JAKARTA (THE JAKARTA POST/ASIA NEWS NETWORK) - Indonesia is preparing for heightened trade barriers in the United States as the world's biggest economy steps up its fight against a trade deficit and enforces what it claims to be fair trade.
US President Donald Trump set import duties of 25 per cent on steel and 10 per cent on aluminium last Thursday (March 8). The new arrangement is scheduled to take effect 15 days following the announcement and will affect all of its trade partners, excluding Canada, Mexico and Australia.
The European Union, for instance, has revealed its intention to retaliate, targeting a set of key US products, from whiskey to motorcycles.
Indonesian Iron and Steel Industry Association executive director Hidayat Triseputro said the local industry might soon feel the impact of the US policy and, therefore, metal manufacturers would rely heavily on the government to help them contain the diverted steel exports from other manufacturing countries, especially China.

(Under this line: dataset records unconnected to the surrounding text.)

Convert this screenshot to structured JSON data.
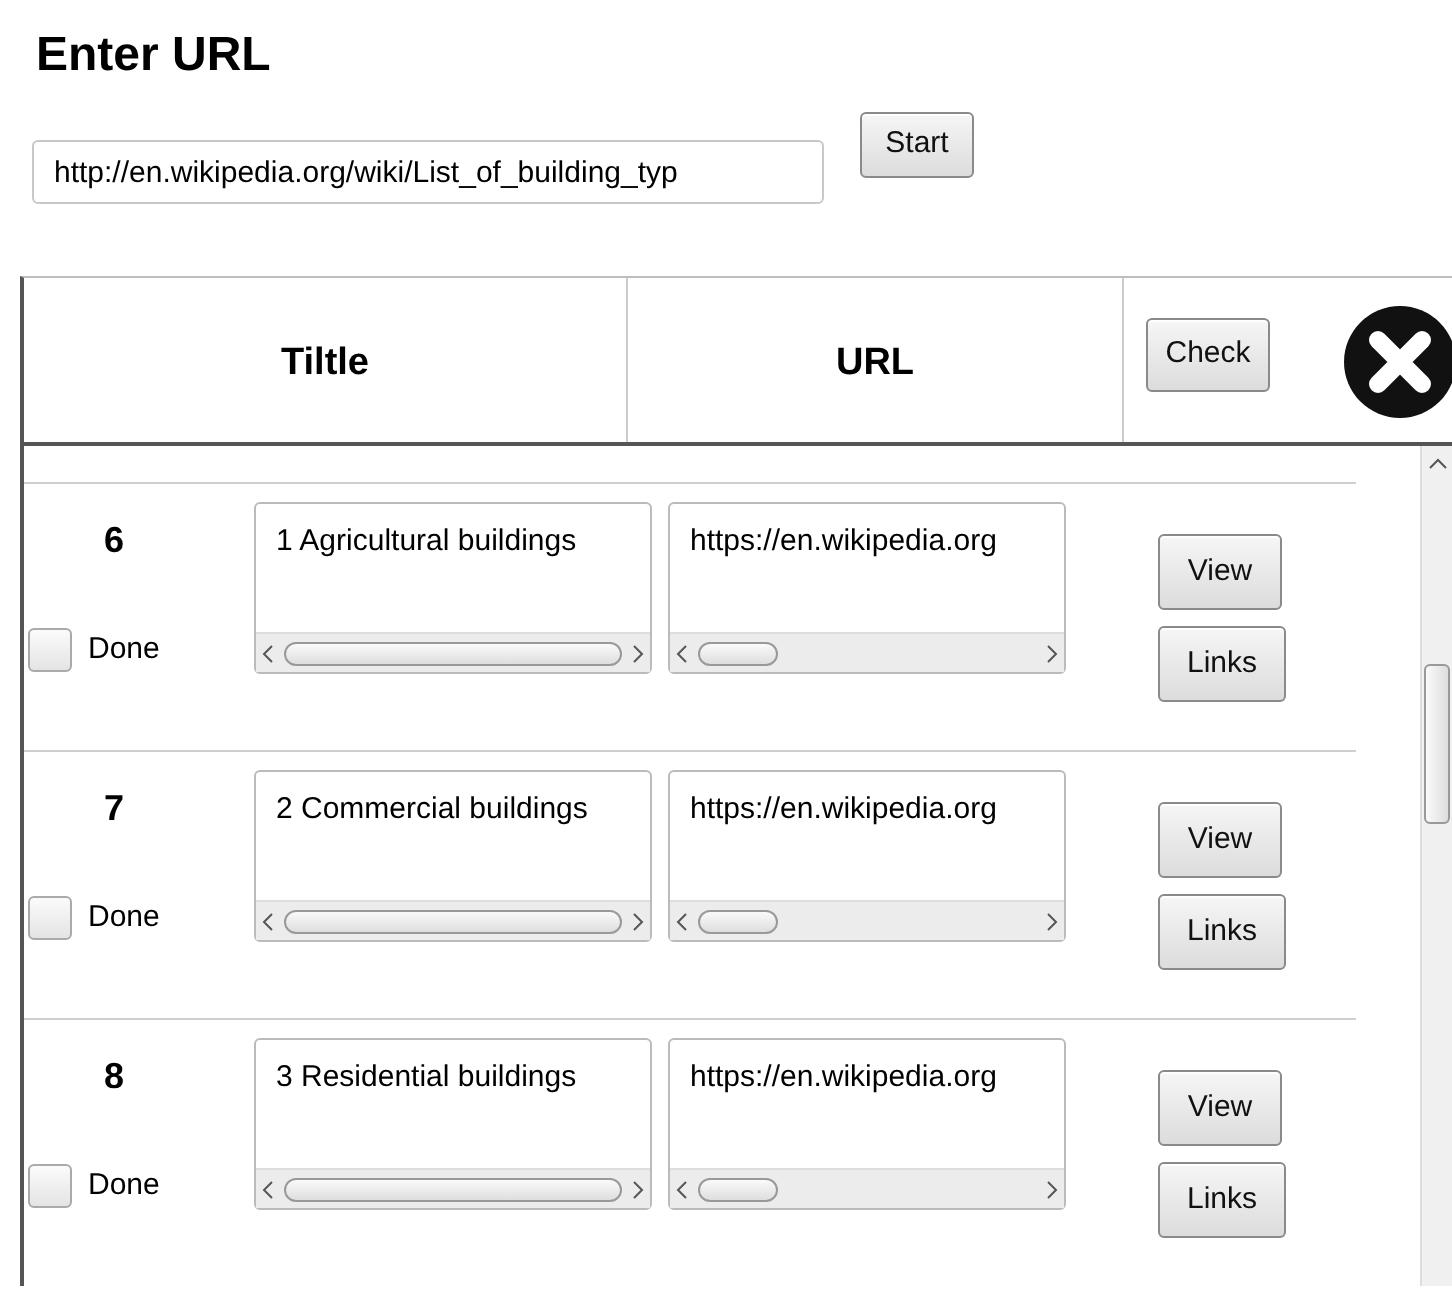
{
  "heading": "Enter URL",
  "url_input": {
    "value": "http://en.wikipedia.org/wiki/List_of_building_typ"
  },
  "start_button": "Start",
  "table": {
    "columns": [
      "Tiltle",
      "URL"
    ],
    "check_button": "Check",
    "rows": [
      {
        "number": "6",
        "done": {
          "label": "Done",
          "checked": false
        },
        "title": "1 Agricultural buildings",
        "url": "https://en.wikipedia.org",
        "view": "View",
        "links": "Links"
      },
      {
        "number": "7",
        "done": {
          "label": "Done",
          "checked": false
        },
        "title": "2 Commercial buildings",
        "url": "https://en.wikipedia.org",
        "view": "View",
        "links": "Links"
      },
      {
        "number": "8",
        "done": {
          "label": "Done",
          "checked": false
        },
        "title": "3 Residential buildings",
        "url": "https://en.wikipedia.org",
        "view": "View",
        "links": "Links"
      }
    ]
  }
}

Such a condition might also be worsened by the recently passed Trade Ministerial Decree No. 22/2018, which exempts imported steel from technical supervision by the Industry Ministry and allows post-border inspection instead of thorough checks prior to the entry of imports to the country.
"This condition can overturn our production improvement in 2017, which is our first time seeing improved production capacity in five years," Mr Hidayat told The Jakarta Post on Sunday.
In response to the development, the group demanded that the government address a loophole in steel's classification under a harmonised system, which would relieve import duties on steel if more alloy and other particles were added to them.
Indonesian Chamber of Commerce and Industry (Kadin) deputy chairman Shinta Kamdani highlighted lobbying as key to overcoming the matter.
"We should lobby the US government through all means, such as through the Trade and Investment Framework Agreement, so we can be exempted from the rules just like Canada and Mexico," Ms Shinta told the Post by text message.
On the other hand, domestic steel manufacturers, along with iron and aluminium, should be able to reap more opportunities from the situation by further diversifying their products, even though high production costs still pose challenges, she added.
The EU and Japan are in talks with the US for exemptions from the newly passed import tariffs.
However, Trade Ministry's foreign trade director general Oke Nurwan told the Post that Indonesia would not be affected much by US metal tariffs as the former did not export a significant amount of such products to the US.
Indonesia's iron and steel exports amounted to US$1.83 billion in 2016, while overseas shipment to the US totalled only US$26.26 million, according to the latest data from the Geneva-based Trade Map.
However, Mr Oke was aware of the indirect impact of the policy that may come in the form of an influx of metal imports from other countries.
"What will bother us is when key metal producers try to find other markets to sell their products (outside the US)," he said, referring to Asian manufacturers, such as from China.
Mr Oke further said that for now, the government's focus was to balance Indonesia's need for metal products to support massive infrastructure projects and the interests of local manufacturers.
Industry Minister Airlangga Hartarto said the government would observe the development and anticipate a surge in imports.
"We need to monitor imports from other countries, particularly China. If that (influx) happens, we can use safeguards," he said, referring to additional import duties and import quotas under the trade rules set by the World Trade Organisation.
Prior to the US' latest move to enact trade barriers, Indonesia faced allegations of unfair trade practices in the former, affecting products such as biodiesel.
In April 2017, the US administration put Indonesia on its trade watch list along with 15 countries as the former had suffered a significant deficit and aimed to step up its measures against trade imbalance.
Indonesia posted a US$9.67 billion (S$12.7 billion) surplus from its trade with the US in 2017, widening by 9.3 per cent year-on-year, according to data from the Trade Ministry.